=== Source data ===
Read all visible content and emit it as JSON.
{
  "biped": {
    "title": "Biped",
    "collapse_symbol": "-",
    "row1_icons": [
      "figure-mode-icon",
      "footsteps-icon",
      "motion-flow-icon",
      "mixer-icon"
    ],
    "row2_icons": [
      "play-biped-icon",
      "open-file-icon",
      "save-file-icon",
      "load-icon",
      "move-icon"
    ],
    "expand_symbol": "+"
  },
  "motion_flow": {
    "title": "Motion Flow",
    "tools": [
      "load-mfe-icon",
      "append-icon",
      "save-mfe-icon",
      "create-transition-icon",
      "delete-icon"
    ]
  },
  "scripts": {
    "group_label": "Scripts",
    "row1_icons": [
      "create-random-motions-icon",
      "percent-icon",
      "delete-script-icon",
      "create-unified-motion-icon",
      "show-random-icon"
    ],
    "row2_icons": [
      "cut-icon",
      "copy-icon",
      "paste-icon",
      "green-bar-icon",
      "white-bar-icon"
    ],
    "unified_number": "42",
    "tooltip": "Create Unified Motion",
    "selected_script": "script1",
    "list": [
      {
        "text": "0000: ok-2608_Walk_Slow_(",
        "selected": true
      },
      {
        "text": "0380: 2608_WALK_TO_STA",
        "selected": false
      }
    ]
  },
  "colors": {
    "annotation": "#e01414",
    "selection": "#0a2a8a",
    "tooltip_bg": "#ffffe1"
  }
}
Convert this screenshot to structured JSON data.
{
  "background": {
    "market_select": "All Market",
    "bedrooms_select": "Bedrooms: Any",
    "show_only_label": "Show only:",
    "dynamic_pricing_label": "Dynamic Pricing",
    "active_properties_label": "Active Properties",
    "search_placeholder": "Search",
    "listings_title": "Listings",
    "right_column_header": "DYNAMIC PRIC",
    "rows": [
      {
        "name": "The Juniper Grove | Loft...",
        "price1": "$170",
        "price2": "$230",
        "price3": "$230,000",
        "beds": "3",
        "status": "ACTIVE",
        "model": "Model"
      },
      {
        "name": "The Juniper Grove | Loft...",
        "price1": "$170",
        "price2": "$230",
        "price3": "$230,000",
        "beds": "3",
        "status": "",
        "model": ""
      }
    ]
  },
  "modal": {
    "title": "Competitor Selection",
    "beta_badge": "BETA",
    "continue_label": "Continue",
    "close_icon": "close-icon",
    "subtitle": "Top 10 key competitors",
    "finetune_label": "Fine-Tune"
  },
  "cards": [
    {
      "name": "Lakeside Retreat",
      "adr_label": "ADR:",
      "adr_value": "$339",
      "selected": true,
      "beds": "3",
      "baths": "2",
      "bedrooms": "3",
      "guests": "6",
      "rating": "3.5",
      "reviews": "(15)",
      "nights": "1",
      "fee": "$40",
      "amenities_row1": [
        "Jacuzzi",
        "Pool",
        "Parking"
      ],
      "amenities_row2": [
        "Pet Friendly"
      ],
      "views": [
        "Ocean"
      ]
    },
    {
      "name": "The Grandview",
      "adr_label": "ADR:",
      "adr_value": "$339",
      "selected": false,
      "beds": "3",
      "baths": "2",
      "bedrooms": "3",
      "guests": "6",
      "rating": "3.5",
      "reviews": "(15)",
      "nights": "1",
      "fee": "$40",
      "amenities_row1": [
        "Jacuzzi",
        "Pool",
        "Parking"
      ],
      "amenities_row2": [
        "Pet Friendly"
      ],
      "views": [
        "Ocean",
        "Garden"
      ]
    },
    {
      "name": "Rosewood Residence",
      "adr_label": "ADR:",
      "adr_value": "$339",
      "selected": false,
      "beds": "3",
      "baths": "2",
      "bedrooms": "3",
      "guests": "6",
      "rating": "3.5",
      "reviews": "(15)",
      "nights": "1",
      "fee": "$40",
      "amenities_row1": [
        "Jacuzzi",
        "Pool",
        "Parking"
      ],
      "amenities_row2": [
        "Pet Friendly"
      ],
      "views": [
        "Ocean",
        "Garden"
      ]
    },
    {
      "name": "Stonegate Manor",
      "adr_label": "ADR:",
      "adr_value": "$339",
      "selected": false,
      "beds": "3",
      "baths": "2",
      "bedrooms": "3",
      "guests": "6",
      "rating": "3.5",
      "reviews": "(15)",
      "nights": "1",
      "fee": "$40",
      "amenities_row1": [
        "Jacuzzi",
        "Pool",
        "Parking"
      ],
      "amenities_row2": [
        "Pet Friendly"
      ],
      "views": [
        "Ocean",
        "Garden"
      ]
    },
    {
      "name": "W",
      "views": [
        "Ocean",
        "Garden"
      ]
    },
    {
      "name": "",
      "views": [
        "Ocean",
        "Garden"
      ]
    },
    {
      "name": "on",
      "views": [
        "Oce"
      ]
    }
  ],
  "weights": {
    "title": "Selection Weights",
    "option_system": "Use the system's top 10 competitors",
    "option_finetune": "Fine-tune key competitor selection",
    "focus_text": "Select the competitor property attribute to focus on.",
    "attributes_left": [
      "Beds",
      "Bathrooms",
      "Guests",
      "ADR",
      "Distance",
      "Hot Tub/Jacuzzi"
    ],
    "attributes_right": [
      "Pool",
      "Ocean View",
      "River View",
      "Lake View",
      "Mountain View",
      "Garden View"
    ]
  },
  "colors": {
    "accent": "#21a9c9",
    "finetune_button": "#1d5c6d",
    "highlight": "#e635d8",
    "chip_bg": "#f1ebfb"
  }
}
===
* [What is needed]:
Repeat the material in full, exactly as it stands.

* [Answer to this problem]:
Read all visible content and emit it as JSON.
{
  "biped": {
    "title": "Biped",
    "collapse_symbol": "-",
    "row1_icons": [
      "figure-mode-icon",
      "footsteps-icon",
      "motion-flow-icon",
      "mixer-icon"
    ],
    "row2_icons": [
      "play-biped-icon",
      "open-file-icon",
      "save-file-icon",
      "load-icon",
      "move-icon"
    ],
    "expand_symbol": "+"
  },
  "motion_flow": {
    "title": "Motion Flow",
    "tools": [
      "load-mfe-icon",
      "append-icon",
      "save-mfe-icon",
      "create-transition-icon",
      "delete-icon"
    ]
  },
  "scripts": {
    "group_label": "Scripts",
    "row1_icons": [
      "create-random-motions-icon",
      "percent-icon",
      "delete-script-icon",
      "create-unified-motion-icon",
      "show-random-icon"
    ],
    "row2_icons": [
      "cut-icon",
      "copy-icon",
      "paste-icon",
      "green-bar-icon",
      "white-bar-icon"
    ],
    "unified_number": "42",
    "tooltip": "Create Unified Motion",
    "selected_script": "script1",
    "list": [
      {
        "text": "0000: ok-2608_Walk_Slow_(",
        "selected": true
      },
      {
        "text": "0380: 2608_WALK_TO_STA",
        "selected": false
      }
    ]
  },
  "colors": {
    "annotation": "#e01414",
    "selection": "#0a2a8a",
    "tooltip_bg": "#ffffe1"
  }
}
Convert this screenshot to structured JSON data.
{
  "background": {
    "market_select": "All Market",
    "bedrooms_select": "Bedrooms: Any",
    "show_only_label": "Show only:",
    "dynamic_pricing_label": "Dynamic Pricing",
    "active_properties_label": "Active Properties",
    "search_placeholder": "Search",
    "listings_title": "Listings",
    "right_column_header": "DYNAMIC PRIC",
    "rows": [
      {
        "name": "The Juniper Grove | Loft...",
        "price1": "$170",
        "price2": "$230",
        "price3": "$230,000",
        "beds": "3",
        "status": "ACTIVE",
        "model": "Model"
      },
      {
        "name": "The Juniper Grove | Loft...",
        "price1": "$170",
        "price2": "$230",
        "price3": "$230,000",
        "beds": "3",
        "status": "",
        "model": ""
      }
    ]
  },
  "modal": {
    "title": "Competitor Selection",
    "beta_badge": "BETA",
    "continue_label": "Continue",
    "close_icon": "close-icon",
    "subtitle": "Top 10 key competitors",
    "finetune_label": "Fine-Tune"
  },
  "cards": [
    {
      "name": "Lakeside Retreat",
      "adr_label": "ADR:",
      "adr_value": "$339",
      "selected": true,
      "beds": "3",
      "baths": "2",
      "bedrooms": "3",
      "guests": "6",
      "rating": "3.5",
      "reviews": "(15)",
      "nights": "1",
      "fee": "$40",
      "amenities_row1": [
        "Jacuzzi",
        "Pool",
        "Parking"
      ],
      "amenities_row2": [
        "Pet Friendly"
      ],
      "views": [
        "Ocean"
      ]
    },
    {
      "name": "The Grandview",
      "adr_label": "ADR:",
      "adr_value": "$339",
      "selected": false,
      "beds": "3",
      "baths": "2",
      "bedrooms": "3",
      "guests": "6",
      "rating": "3.5",
      "reviews": "(15)",
      "nights": "1",
      "fee": "$40",
      "amenities_row1": [
        "Jacuzzi",
        "Pool",
        "Parking"
      ],
      "amenities_row2": [
        "Pet Friendly"
      ],
      "views": [
        "Ocean",
        "Garden"
      ]
    },
    {
      "name": "Rosewood Residence",
      "adr_label": "ADR:",
      "adr_value": "$339",
      "selected": false,
      "beds": "3",
      "baths": "2",
      "bedrooms": "3",
      "guests": "6",
      "rating": "3.5",
      "reviews": "(15)",
      "nights": "1",
      "fee": "$40",
      "amenities_row1": [
        "Jacuzzi",
        "Pool",
        "Parking"
      ],
      "amenities_row2": [
        "Pet Friendly"
      ],
      "views": [
        "Ocean",
        "Garden"
      ]
    },
    {
      "name": "Stonegate Manor",
      "adr_label": "ADR:",
      "adr_value": "$339",
      "selected": false,
      "beds": "3",
      "baths": "2",
      "bedrooms": "3",
      "guests": "6",
      "rating": "3.5",
      "reviews": "(15)",
      "nights": "1",
      "fee": "$40",
      "amenities_row1": [
        "Jacuzzi",
        "Pool",
        "Parking"
      ],
      "amenities_row2": [
        "Pet Friendly"
      ],
      "views": [
        "Ocean",
        "Garden"
      ]
    },
    {
      "name": "W",
      "views": [
        "Ocean",
        "Garden"
      ]
    },
    {
      "name": "",
      "views": [
        "Ocean",
        "Garden"
      ]
    },
    {
      "name": "on",
      "views": [
        "Oce"
      ]
    }
  ],
  "weights": {
    "title": "Selection Weights",
    "option_system": "Use the system's top 10 competitors",
    "option_finetune": "Fine-tune key competitor selection",
    "focus_text": "Select the competitor property attribute to focus on.",
    "attributes_left": [
      "Beds",
      "Bathrooms",
      "Guests",
      "ADR",
      "Distance",
      "Hot Tub/Jacuzzi"
    ],
    "attributes_right": [
      "Pool",
      "Ocean View",
      "River View",
      "Lake View",
      "Mountain View",
      "Garden View"
    ]
  },
  "colors": {
    "accent": "#21a9c9",
    "finetune_button": "#1d5c6d",
    "highlight": "#e635d8",
    "chip_bg": "#f1ebfb"
  }
}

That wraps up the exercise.